Harmony in the 21st Century
In 1909, the International Magazine of Industry published an edition called “Illustrated Butler County Watch Us Grow”. In the magazine, it referred to Zelienople and Harmony as “the Gems of the Connoquenessing Valley.” As we start the 21st century, one could expand Harmony’s title to “the Gem of Butler County.”
Today, as Butler County works to develop tourism as one of its major economic forces, Harmony is the crown jewel of the county’s heritage.Thanks to the borough’s historic zoning ordinances, Harmony is preserving its past while surrounding communities are seeing their past disappear under the bulldozer of progress.

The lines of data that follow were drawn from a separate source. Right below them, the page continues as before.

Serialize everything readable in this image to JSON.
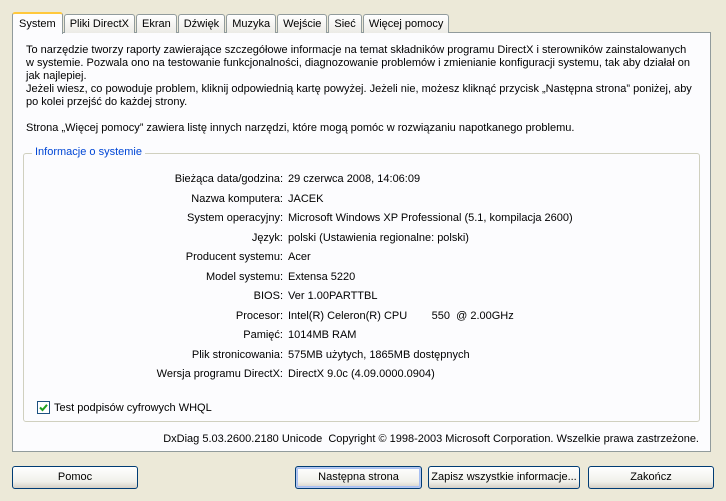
{
  "tabs": [
    {
      "label": "System",
      "active": true
    },
    {
      "label": "Pliki DirectX",
      "active": false
    },
    {
      "label": "Ekran",
      "active": false
    },
    {
      "label": "Dźwięk",
      "active": false
    },
    {
      "label": "Muzyka",
      "active": false
    },
    {
      "label": "Wejście",
      "active": false
    },
    {
      "label": "Sieć",
      "active": false
    },
    {
      "label": "Więcej pomocy",
      "active": false
    }
  ],
  "intro": {
    "paragraph1": "To narzędzie tworzy raporty zawierające szczegółowe informacje na temat składników programu DirectX i sterowników zainstalowanych w systemie. Pozwala ono na testowanie funkcjonalności, diagnozowanie problemów i zmienianie konfiguracji systemu, tak aby działał on jak najlepiej.",
    "paragraph2": "Jeżeli wiesz, co powoduje problem, kliknij odpowiednią kartę powyżej. Jeżeli nie, możesz kliknąć przycisk „Następna strona” poniżej, aby po kolei przejść do każdej strony.",
    "paragraph3": "Strona „Więcej pomocy” zawiera listę innych narzędzi, które mogą pomóc w rozwiązaniu napotkanego problemu."
  },
  "system_info": {
    "title": "Informacje o systemie",
    "rows": [
      {
        "label": "Bieżąca data/godzina:",
        "value": "29 czerwca 2008, 14:06:09"
      },
      {
        "label": "Nazwa komputera:",
        "value": "JACEK"
      },
      {
        "label": "System operacyjny:",
        "value": "Microsoft Windows XP Professional (5.1, kompilacja 2600)"
      },
      {
        "label": "Język:",
        "value": "polski (Ustawienia regionalne: polski)"
      },
      {
        "label": "Producent systemu:",
        "value": "Acer"
      },
      {
        "label": "Model systemu:",
        "value": "Extensa 5220"
      },
      {
        "label": "BIOS:",
        "value": "Ver 1.00PARTTBL"
      },
      {
        "label": "Procesor:",
        "value": "Intel(R) Celeron(R) CPU        550  @ 2.00GHz"
      },
      {
        "label": "Pamięć:",
        "value": "1014MB RAM"
      },
      {
        "label": "Plik stronicowania:",
        "value": "575MB użytych, 1865MB dostępnych"
      },
      {
        "label": "Wersja programu DirectX:",
        "value": "DirectX 9.0c (4.09.0000.0904)"
      }
    ]
  },
  "whql_checkbox": {
    "label": "Test podpisów cyfrowych WHQL",
    "checked": true
  },
  "footer": "DxDiag 5.03.2600.2180 Unicode  Copyright © 1998-2003 Microsoft Corporation. Wszelkie prawa zastrzeżone.",
  "buttons": {
    "help": "Pomoc",
    "next": "Następna strona",
    "save": "Zapisz wszystkie informacje...",
    "close": "Zakończ"
  },
  "colors": {
    "window_bg": "#ece9d8",
    "panel_bg": "#fcfcfe",
    "group_title": "#0046d5",
    "active_tab_accent": "#ffc83c"
  },
  "icons": {
    "checkmark": "check-icon"
  }
}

Southern Butler County is expanding at a rapid pace. Places that were once country are rapidly becoming 500 unit plans. Harmony has become an island of “what was” in a sea of “what will be.” People are anxious to move into Harmony to be a part of a community, not where “the resale value is the highest.”
Because of Harmony’s quaint atmosphere, the town’s business community has evolved into one focused on the arts, antiques, and gift shops. Currently, the town boasts two music shops and a dance studio.During the summer, the business association conducts a series of free concerts in an attempt to bring more people to the town.

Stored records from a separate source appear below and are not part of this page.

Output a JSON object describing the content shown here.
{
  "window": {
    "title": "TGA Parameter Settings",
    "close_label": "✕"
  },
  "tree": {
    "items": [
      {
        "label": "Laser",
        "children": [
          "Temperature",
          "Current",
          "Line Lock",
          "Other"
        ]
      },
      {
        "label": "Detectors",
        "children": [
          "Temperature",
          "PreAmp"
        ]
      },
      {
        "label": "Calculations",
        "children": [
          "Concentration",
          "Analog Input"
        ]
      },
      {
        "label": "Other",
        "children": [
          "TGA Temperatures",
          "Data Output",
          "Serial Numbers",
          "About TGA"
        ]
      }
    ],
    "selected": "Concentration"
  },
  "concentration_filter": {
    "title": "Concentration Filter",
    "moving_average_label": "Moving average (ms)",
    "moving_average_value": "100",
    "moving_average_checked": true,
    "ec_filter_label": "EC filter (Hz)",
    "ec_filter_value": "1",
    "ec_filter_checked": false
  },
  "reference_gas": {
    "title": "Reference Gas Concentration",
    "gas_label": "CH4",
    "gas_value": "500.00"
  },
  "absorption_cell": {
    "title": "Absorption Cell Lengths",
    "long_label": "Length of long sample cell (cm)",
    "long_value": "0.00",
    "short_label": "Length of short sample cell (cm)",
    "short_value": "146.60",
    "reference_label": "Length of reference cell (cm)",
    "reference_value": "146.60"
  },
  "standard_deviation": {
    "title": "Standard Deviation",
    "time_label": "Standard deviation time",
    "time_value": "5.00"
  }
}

According to the 2000 census, Harmony Borough has 937 residents. This is a decline from its 1990 level of 1054. The decline is largely attributed to an aging population where the children have grown and the average household size has shrunk. A proposed development on the north side of the Connoquenessing as well as an influx of younger residents is expected to raise the Borough’s population before the next census is taken.

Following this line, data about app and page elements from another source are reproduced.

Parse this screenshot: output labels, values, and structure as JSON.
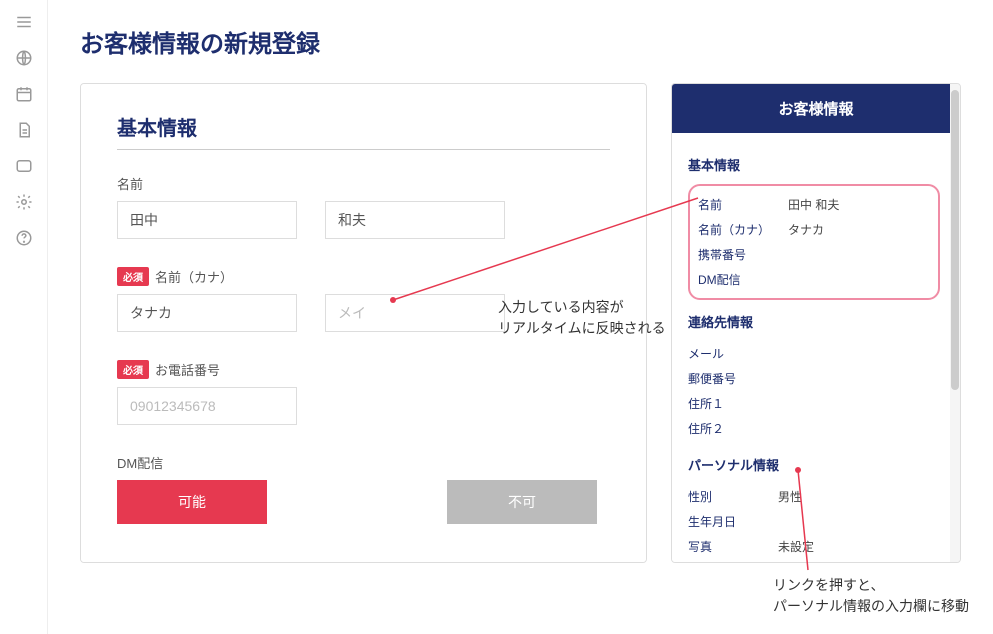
{
  "pageTitle": "お客様情報の新規登録",
  "form": {
    "sectionTitle": "基本情報",
    "nameLabel": "名前",
    "nameLast": "田中",
    "nameFirst": "和夫",
    "requiredBadge": "必須",
    "kanaLabel": "名前（カナ）",
    "kanaLast": "タナカ",
    "kanaFirstPlaceholder": "メイ",
    "phoneLabel": "お電話番号",
    "phonePlaceholder": "09012345678",
    "dmLabel": "DM配信",
    "btnPossible": "可能",
    "btnNotPossible": "不可"
  },
  "summary": {
    "header": "お客様情報",
    "basic": {
      "title": "基本情報",
      "nameLabel": "名前",
      "nameValue": "田中 和夫",
      "kanaLabel": "名前（カナ）",
      "kanaValue": "タナカ",
      "phoneLabel": "携帯番号",
      "dmLabel": "DM配信"
    },
    "contact": {
      "title": "連絡先情報",
      "mailLabel": "メール",
      "zipLabel": "郵便番号",
      "addr1Label": "住所１",
      "addr2Label": "住所２"
    },
    "personal": {
      "title": "パーソナル情報",
      "genderLabel": "性別",
      "genderValue": "男性",
      "birthLabel": "生年月日",
      "photoLabel": "写真",
      "photoValue": "未設定"
    }
  },
  "annotations": {
    "a1l1": "入力している内容が",
    "a1l2": "リアルタイムに反映される",
    "a2l1": "リンクを押すと、",
    "a2l2": "パーソナル情報の入力欄に移動"
  }
}
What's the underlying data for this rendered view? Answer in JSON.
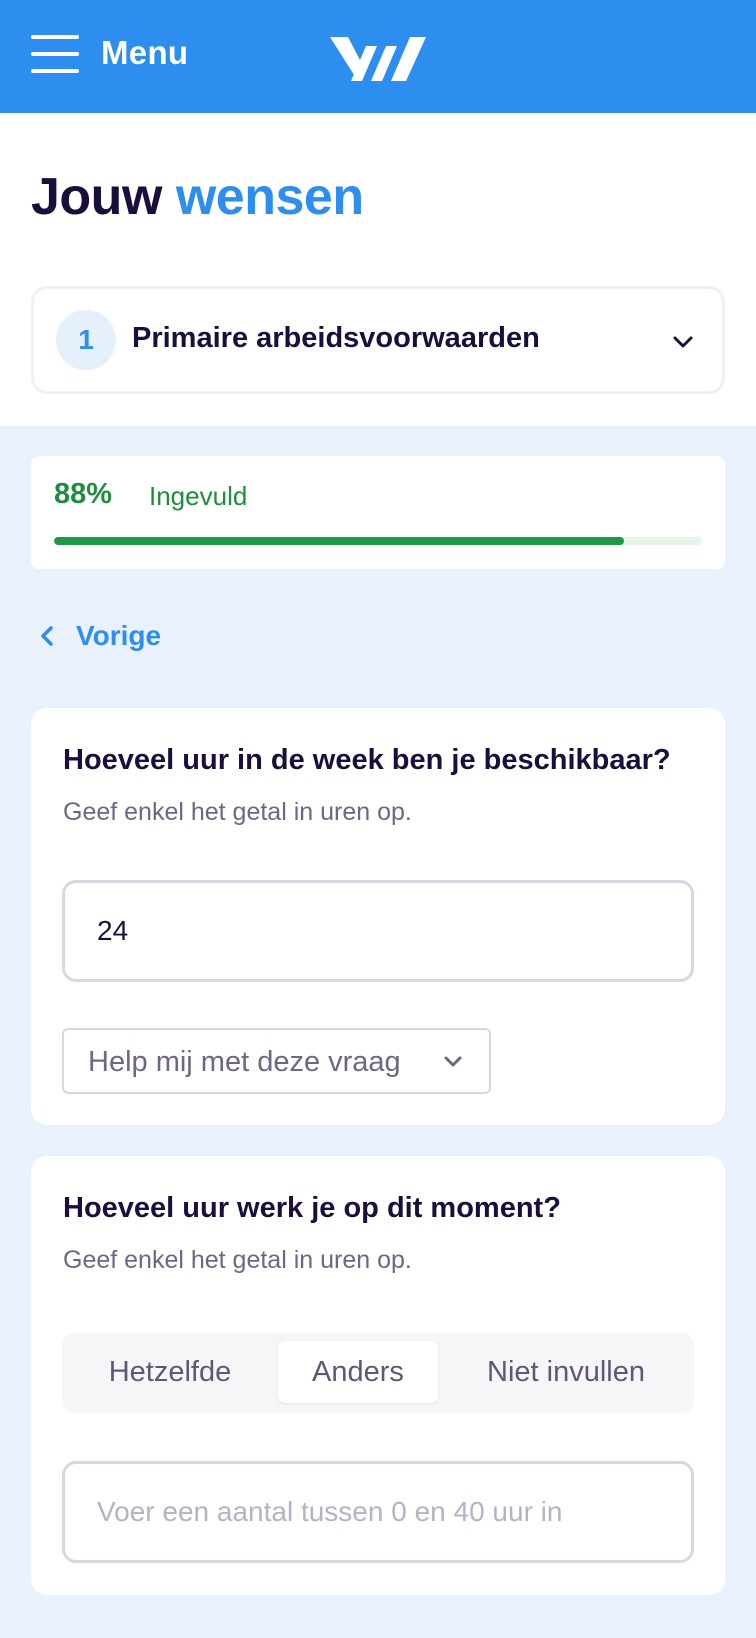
{
  "header": {
    "menu_label": "Menu",
    "brand_color": "#2e8ef0"
  },
  "title": {
    "part1": "Jouw",
    "part2": "wensen"
  },
  "section": {
    "step_number": "1",
    "name": "Primaire arbeidsvoorwaarden"
  },
  "progress": {
    "percent_label": "88%",
    "status_label": "Ingevuld",
    "value": 0.88,
    "color": "#1e9a45"
  },
  "nav": {
    "back_label": "Vorige"
  },
  "question1": {
    "title": "Hoeveel uur in de week ben je beschikbaar?",
    "subtitle": "Geef enkel het getal in uren op.",
    "value": "24",
    "help_label": "Help mij met deze vraag"
  },
  "question2": {
    "title": "Hoeveel uur werk je op dit moment?",
    "subtitle": "Geef enkel het getal in uren op.",
    "options": [
      "Hetzelfde",
      "Anders",
      "Niet invullen"
    ],
    "selected": "Anders",
    "placeholder": "Voer een aantal tussen 0 en 40 uur in"
  }
}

In many ways, the Harmony of 2004 is a far different place than the Harmony of 1804. No longer part of the frontier; today’s Harmony is connected to the rest of the world via fiber optic cable TV and high speed internet access. However the drive that led a group of German immigrants to clear the wilderness land and build this town initially can still be found in today’s residents who show the same determination to preserve it for the next 100 years.